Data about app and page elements
*****

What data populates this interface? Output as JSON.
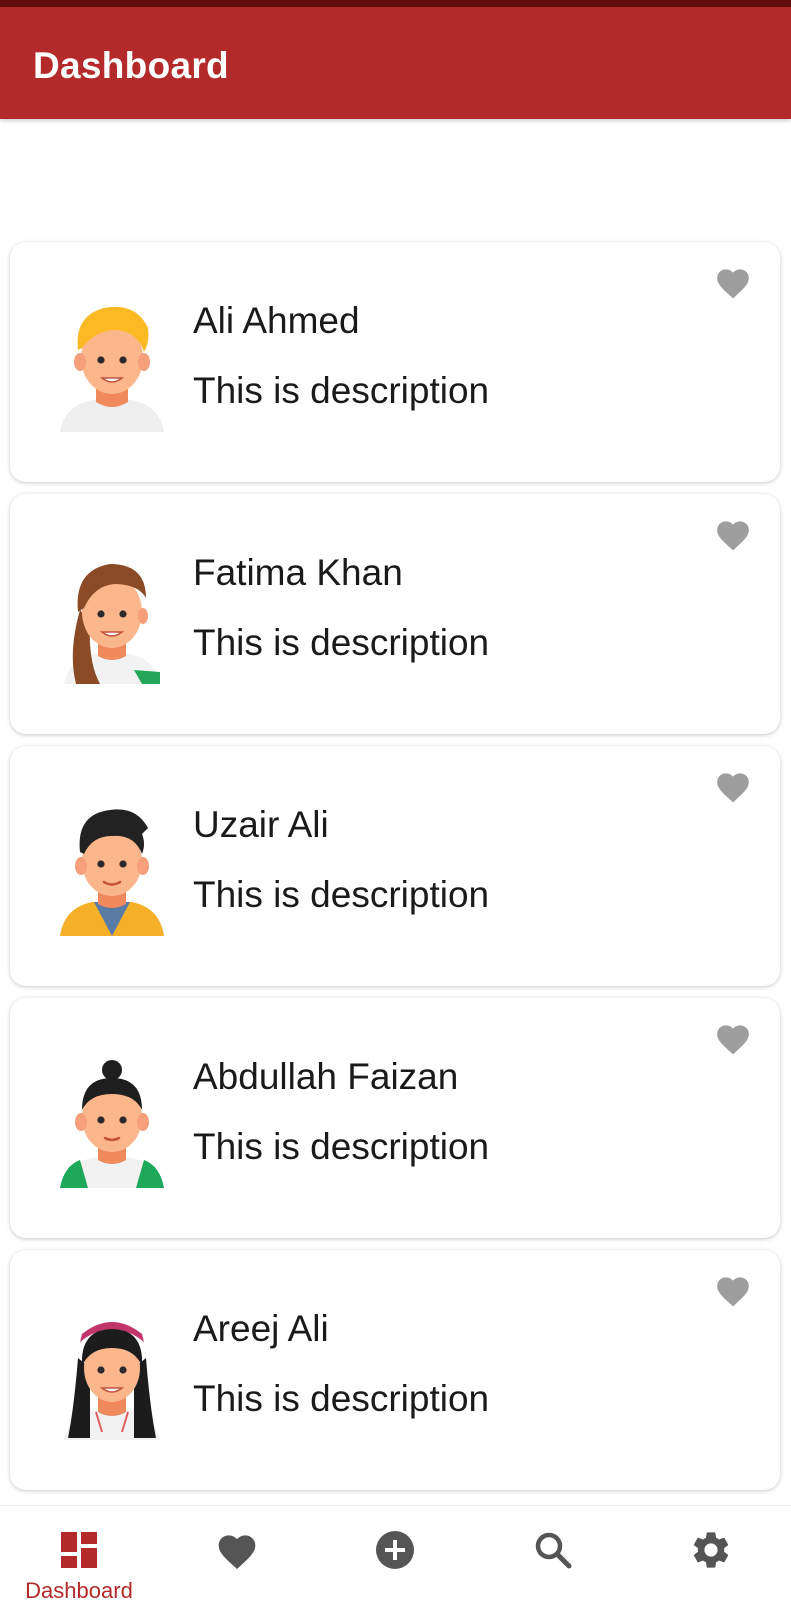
{
  "colors": {
    "primary": "#b42a2a",
    "status_strip": "#5e0c0c",
    "heart_inactive": "#9e9e9e",
    "nav_icon": "#555555"
  },
  "app_bar": {
    "title": "Dashboard"
  },
  "users": [
    {
      "name": "Ali Ahmed",
      "description": "This is description",
      "avatar": "avatar-blond-man",
      "favorite_icon": "heart-icon"
    },
    {
      "name": "Fatima Khan",
      "description": "This is description",
      "avatar": "avatar-brown-hair-woman",
      "favorite_icon": "heart-icon"
    },
    {
      "name": "Uzair Ali",
      "description": "This is description",
      "avatar": "avatar-black-hair-man",
      "favorite_icon": "heart-icon"
    },
    {
      "name": "Abdullah Faizan",
      "description": "This is description",
      "avatar": "avatar-man-bun",
      "favorite_icon": "heart-icon"
    },
    {
      "name": "Areej Ali",
      "description": "This is description",
      "avatar": "avatar-woman-headband",
      "favorite_icon": "heart-icon"
    }
  ],
  "bottom_nav": [
    {
      "icon": "dashboard-icon",
      "label": "Dashboard",
      "active": true
    },
    {
      "icon": "heart-icon",
      "active": false
    },
    {
      "icon": "add-circle-icon",
      "active": false
    },
    {
      "icon": "search-icon",
      "active": false
    },
    {
      "icon": "gear-icon",
      "active": false
    }
  ]
}
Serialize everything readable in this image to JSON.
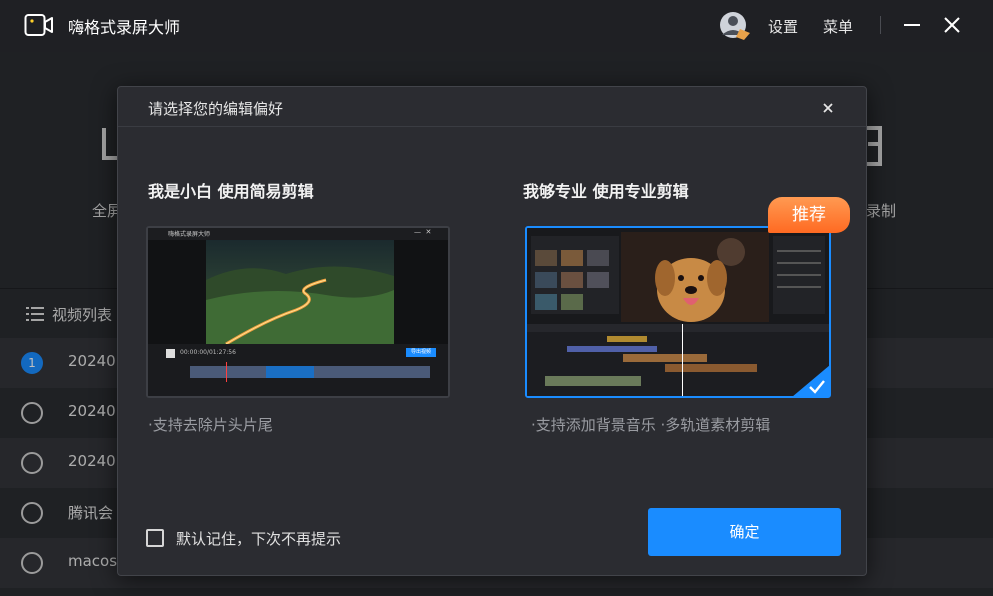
{
  "titlebar": {
    "app_title": "嗨格式录屏大师",
    "settings_label": "设置",
    "menu_label": "菜单"
  },
  "background": {
    "mode_left_label_partial": "全屏",
    "mode_right_label_partial": "录制",
    "list_header_label": "视频列表",
    "rows": [
      {
        "name": "20240",
        "checked": true,
        "index": "1"
      },
      {
        "name": "20240",
        "checked": false
      },
      {
        "name": "20240",
        "checked": false
      },
      {
        "name": "腾讯会",
        "checked": false
      },
      {
        "name": "macos",
        "checked": false
      }
    ]
  },
  "dialog": {
    "title": "请选择您的编辑偏好",
    "option_simple": {
      "title": "我是小白 使用简易剪辑",
      "description": "·支持去除片头片尾",
      "preview_app_title": "嗨格式录屏大师",
      "preview_timecode": "00:00:00/01:27:56",
      "preview_export_label": "导出视频"
    },
    "option_pro": {
      "title": "我够专业 使用专业剪辑",
      "description": "·支持添加背景音乐 ·多轨道素材剪辑",
      "badge": "推荐",
      "selected": true
    },
    "remember_label": "默认记住，下次不再提示",
    "confirm_label": "确定"
  },
  "colors": {
    "accent": "#1a8cff",
    "badge_start": "#ff9a52",
    "badge_end": "#ff6a22",
    "dialog_bg": "#2b2c31",
    "titlebar_bg": "#1f2024"
  }
}
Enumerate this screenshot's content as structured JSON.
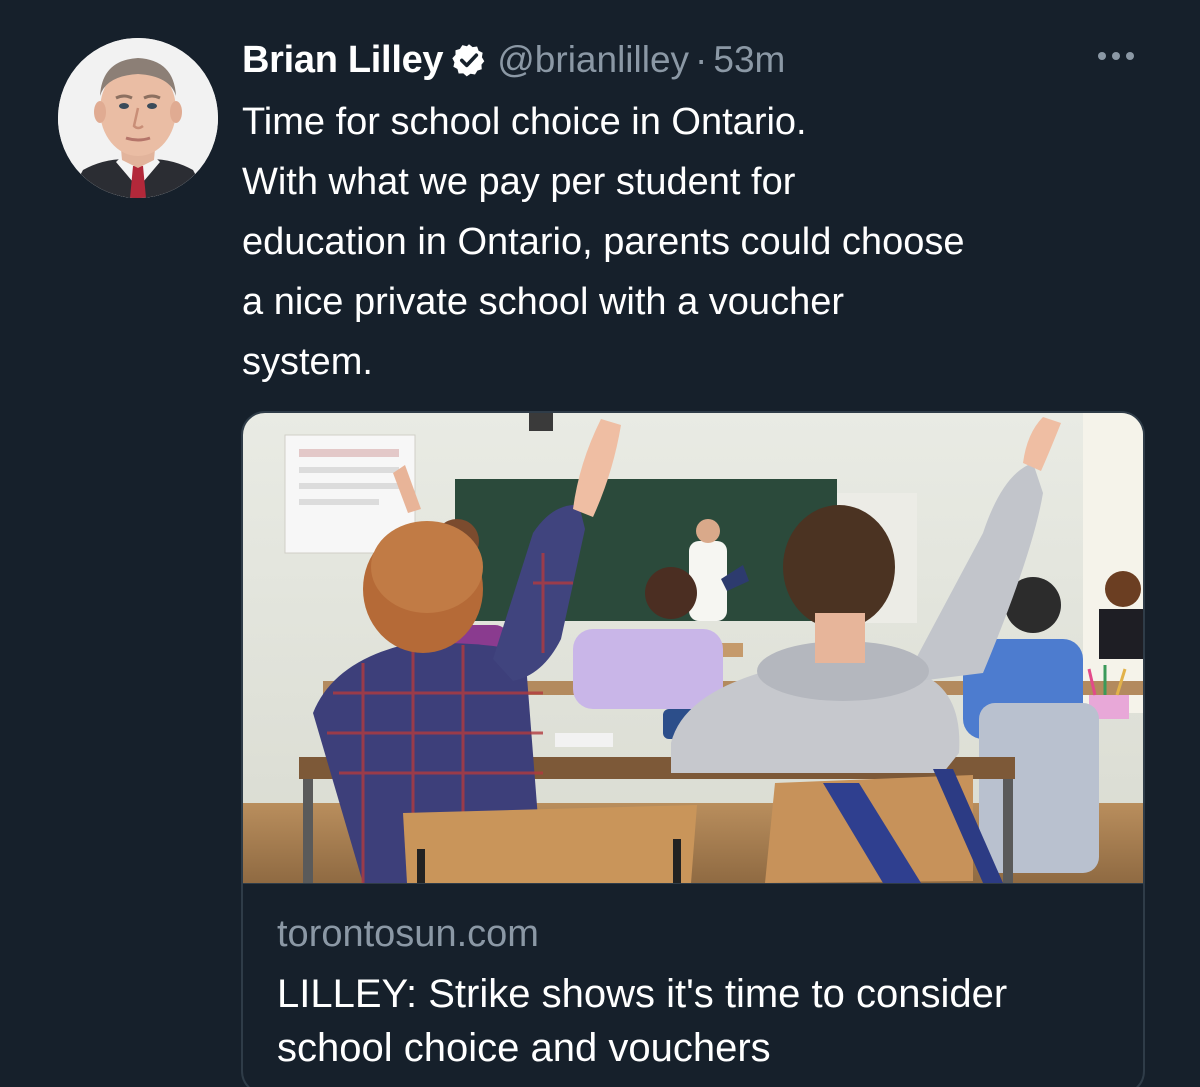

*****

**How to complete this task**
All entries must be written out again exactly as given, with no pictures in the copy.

**Task output**
What data populates this interface? Output as JSON.
{
  "colors": {
    "primary": "#b42a2a",
    "status_strip": "#5e0c0c",
    "heart_inactive": "#9e9e9e",
    "nav_icon": "#555555"
  },
  "app_bar": {
    "title": "Dashboard"
  },
  "users": [
    {
      "name": "Ali Ahmed",
      "description": "This is description",
      "avatar": "avatar-blond-man",
      "favorite_icon": "heart-icon"
    },
    {
      "name": "Fatima Khan",
      "description": "This is description",
      "avatar": "avatar-brown-hair-woman",
      "favorite_icon": "heart-icon"
    },
    {
      "name": "Uzair Ali",
      "description": "This is description",
      "avatar": "avatar-black-hair-man",
      "favorite_icon": "heart-icon"
    },
    {
      "name": "Abdullah Faizan",
      "description": "This is description",
      "avatar": "avatar-man-bun",
      "favorite_icon": "heart-icon"
    },
    {
      "name": "Areej Ali",
      "description": "This is description",
      "avatar": "avatar-woman-headband",
      "favorite_icon": "heart-icon"
    }
  ],
  "bottom_nav": [
    {
      "icon": "dashboard-icon",
      "label": "Dashboard",
      "active": true
    },
    {
      "icon": "heart-icon",
      "active": false
    },
    {
      "icon": "add-circle-icon",
      "active": false
    },
    {
      "icon": "search-icon",
      "active": false
    },
    {
      "icon": "gear-icon",
      "active": false
    }
  ]
}
Serialize everything readable in this image to JSON.
{
  "titlebar": {
    "app_title": "嗨格式录屏大师",
    "settings_label": "设置",
    "menu_label": "菜单"
  },
  "background": {
    "mode_left_label_partial": "全屏",
    "mode_right_label_partial": "录制",
    "list_header_label": "视频列表",
    "rows": [
      {
        "name": "20240",
        "checked": true,
        "index": "1"
      },
      {
        "name": "20240",
        "checked": false
      },
      {
        "name": "20240",
        "checked": false
      },
      {
        "name": "腾讯会",
        "checked": false
      },
      {
        "name": "macos",
        "checked": false
      }
    ]
  },
  "dialog": {
    "title": "请选择您的编辑偏好",
    "option_simple": {
      "title": "我是小白 使用简易剪辑",
      "description": "·支持去除片头片尾",
      "preview_app_title": "嗨格式录屏大师",
      "preview_timecode": "00:00:00/01:27:56",
      "preview_export_label": "导出视频"
    },
    "option_pro": {
      "title": "我够专业 使用专业剪辑",
      "description": "·支持添加背景音乐 ·多轨道素材剪辑",
      "badge": "推荐",
      "selected": true
    },
    "remember_label": "默认记住，下次不再提示",
    "confirm_label": "确定"
  },
  "colors": {
    "accent": "#1a8cff",
    "badge_start": "#ff9a52",
    "badge_end": "#ff6a22",
    "dialog_bg": "#2b2c31",
    "titlebar_bg": "#1f2024"
  }
}
Enumerate this screenshot's content as structured JSON.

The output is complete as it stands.